Your assignment: After reading the data below, copy out every line that contains the word "glyph".

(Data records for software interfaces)
★ ★ ★ ★ ★ ★ ★

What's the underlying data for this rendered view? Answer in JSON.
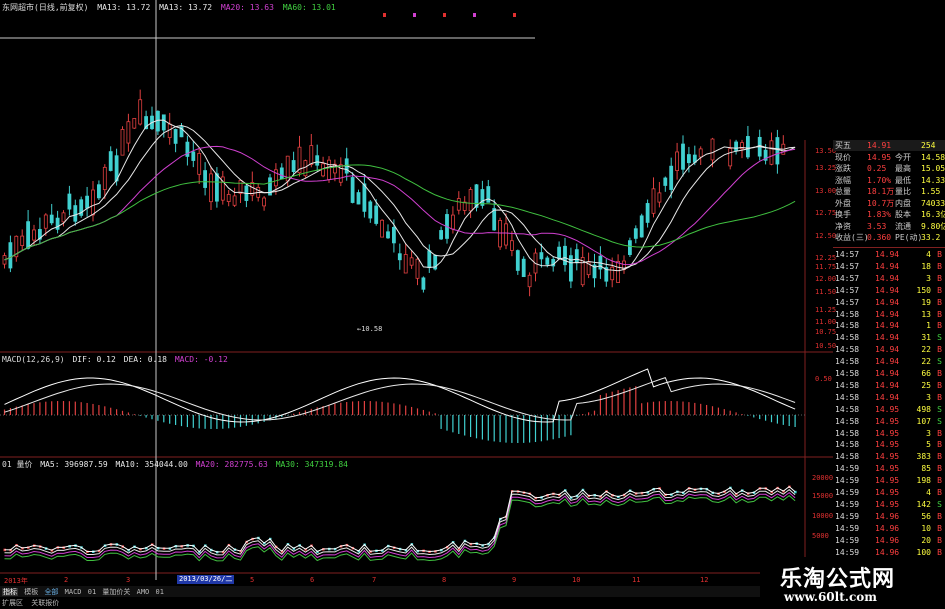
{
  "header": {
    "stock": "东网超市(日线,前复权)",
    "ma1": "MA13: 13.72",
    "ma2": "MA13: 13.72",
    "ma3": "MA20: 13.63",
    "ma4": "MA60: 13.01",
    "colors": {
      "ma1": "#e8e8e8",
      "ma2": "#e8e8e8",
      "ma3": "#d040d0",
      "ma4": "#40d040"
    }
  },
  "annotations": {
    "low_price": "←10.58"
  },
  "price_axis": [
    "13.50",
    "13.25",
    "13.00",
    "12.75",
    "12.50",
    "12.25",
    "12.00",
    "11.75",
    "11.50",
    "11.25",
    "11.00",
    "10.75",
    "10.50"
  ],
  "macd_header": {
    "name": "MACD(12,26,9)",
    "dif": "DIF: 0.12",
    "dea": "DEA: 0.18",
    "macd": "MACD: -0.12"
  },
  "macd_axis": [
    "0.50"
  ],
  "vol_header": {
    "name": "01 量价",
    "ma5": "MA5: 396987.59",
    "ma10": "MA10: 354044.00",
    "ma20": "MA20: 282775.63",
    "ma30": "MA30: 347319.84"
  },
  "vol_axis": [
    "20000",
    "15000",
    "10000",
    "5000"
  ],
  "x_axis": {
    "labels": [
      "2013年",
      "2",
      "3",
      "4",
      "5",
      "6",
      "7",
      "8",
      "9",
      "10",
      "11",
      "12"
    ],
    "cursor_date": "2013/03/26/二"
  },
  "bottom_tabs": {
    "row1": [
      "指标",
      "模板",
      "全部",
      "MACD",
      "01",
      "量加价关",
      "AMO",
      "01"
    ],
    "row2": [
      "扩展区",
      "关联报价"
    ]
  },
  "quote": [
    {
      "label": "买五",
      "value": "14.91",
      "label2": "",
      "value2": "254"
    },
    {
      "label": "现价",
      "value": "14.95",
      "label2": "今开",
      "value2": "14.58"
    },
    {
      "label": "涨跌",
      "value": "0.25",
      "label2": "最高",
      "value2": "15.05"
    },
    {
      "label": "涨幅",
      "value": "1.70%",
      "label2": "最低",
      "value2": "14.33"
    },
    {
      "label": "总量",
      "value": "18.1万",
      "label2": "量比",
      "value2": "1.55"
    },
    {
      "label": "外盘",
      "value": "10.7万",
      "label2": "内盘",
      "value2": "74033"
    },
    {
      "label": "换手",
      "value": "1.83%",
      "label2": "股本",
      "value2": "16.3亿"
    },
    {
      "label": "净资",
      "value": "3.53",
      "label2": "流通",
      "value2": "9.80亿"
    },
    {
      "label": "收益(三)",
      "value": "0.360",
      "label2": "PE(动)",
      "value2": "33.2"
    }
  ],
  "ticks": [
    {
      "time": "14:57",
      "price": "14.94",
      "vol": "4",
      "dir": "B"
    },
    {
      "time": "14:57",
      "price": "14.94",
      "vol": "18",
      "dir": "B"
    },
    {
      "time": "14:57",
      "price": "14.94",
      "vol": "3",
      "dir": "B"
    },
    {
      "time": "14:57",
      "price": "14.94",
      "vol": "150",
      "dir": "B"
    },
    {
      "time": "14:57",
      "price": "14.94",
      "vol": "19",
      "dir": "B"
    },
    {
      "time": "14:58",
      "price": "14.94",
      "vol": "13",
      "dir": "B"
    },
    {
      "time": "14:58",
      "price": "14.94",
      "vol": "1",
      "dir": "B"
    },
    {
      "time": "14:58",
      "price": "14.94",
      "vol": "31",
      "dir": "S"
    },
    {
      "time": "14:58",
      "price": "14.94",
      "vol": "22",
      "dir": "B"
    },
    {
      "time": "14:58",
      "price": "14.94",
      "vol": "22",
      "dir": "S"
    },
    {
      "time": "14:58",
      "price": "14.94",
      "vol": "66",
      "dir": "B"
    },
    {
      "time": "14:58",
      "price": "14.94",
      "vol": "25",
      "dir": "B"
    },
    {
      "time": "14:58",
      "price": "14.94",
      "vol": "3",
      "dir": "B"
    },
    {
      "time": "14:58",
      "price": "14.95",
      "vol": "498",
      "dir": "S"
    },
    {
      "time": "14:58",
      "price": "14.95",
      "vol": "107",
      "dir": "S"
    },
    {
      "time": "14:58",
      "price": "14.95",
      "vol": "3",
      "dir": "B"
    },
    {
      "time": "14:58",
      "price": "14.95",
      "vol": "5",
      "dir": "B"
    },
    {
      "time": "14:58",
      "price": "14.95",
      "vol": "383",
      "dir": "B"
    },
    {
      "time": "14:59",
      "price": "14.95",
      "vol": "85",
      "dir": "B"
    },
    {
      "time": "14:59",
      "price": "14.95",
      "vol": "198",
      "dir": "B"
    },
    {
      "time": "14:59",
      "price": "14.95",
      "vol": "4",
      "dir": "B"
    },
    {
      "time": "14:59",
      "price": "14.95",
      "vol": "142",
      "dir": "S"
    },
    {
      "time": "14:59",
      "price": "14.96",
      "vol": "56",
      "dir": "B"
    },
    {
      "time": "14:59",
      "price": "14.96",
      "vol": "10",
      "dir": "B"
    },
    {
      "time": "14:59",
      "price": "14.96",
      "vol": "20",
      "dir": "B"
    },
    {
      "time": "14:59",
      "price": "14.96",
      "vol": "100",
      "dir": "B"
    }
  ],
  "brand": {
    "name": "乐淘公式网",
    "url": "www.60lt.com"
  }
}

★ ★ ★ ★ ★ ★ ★

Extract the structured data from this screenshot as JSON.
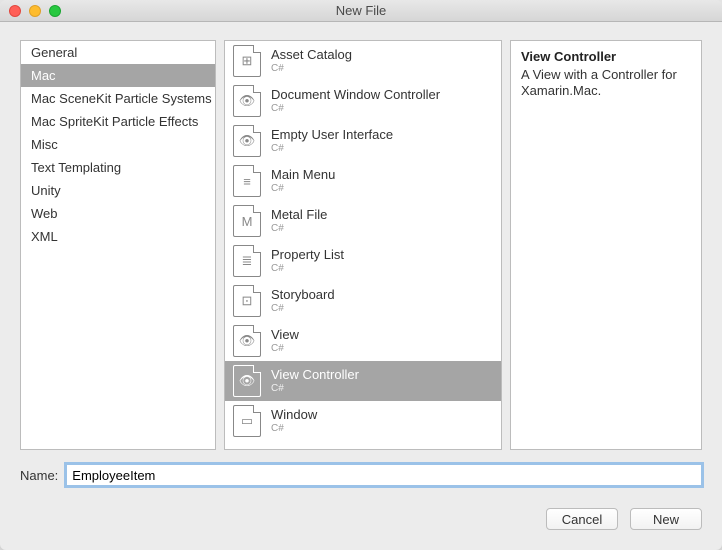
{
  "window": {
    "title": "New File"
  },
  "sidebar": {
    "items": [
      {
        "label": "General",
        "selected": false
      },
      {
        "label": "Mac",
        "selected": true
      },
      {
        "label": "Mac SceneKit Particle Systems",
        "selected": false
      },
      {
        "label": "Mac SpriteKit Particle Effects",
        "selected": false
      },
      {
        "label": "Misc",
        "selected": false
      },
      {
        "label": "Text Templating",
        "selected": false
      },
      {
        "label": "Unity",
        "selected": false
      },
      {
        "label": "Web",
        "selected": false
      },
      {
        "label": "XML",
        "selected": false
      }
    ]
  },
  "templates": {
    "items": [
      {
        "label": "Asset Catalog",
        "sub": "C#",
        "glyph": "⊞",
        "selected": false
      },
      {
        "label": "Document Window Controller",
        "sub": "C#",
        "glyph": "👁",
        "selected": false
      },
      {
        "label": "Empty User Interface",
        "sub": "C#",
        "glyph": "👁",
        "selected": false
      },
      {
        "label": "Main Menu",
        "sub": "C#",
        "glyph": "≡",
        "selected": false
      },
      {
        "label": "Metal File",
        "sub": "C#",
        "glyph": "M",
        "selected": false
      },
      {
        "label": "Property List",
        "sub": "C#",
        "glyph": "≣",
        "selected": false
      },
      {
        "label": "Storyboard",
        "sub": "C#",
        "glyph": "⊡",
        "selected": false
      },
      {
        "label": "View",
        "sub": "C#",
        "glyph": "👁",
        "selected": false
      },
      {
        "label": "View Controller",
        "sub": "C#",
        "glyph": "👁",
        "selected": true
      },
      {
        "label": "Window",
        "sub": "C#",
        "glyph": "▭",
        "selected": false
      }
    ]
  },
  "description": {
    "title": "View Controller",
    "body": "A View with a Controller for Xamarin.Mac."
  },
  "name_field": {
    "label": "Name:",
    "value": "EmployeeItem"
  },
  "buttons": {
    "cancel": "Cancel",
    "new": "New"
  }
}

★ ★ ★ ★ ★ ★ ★

Task answer:
        "glyph": "⊞",
        "glyph": "👁",
        "glyph": "👁",
        "glyph": "≡",
        "glyph": "M",
        "glyph": "≣",
        "glyph": "⊡",
        "glyph": "👁",
        "glyph": "👁",
        "glyph": "▭",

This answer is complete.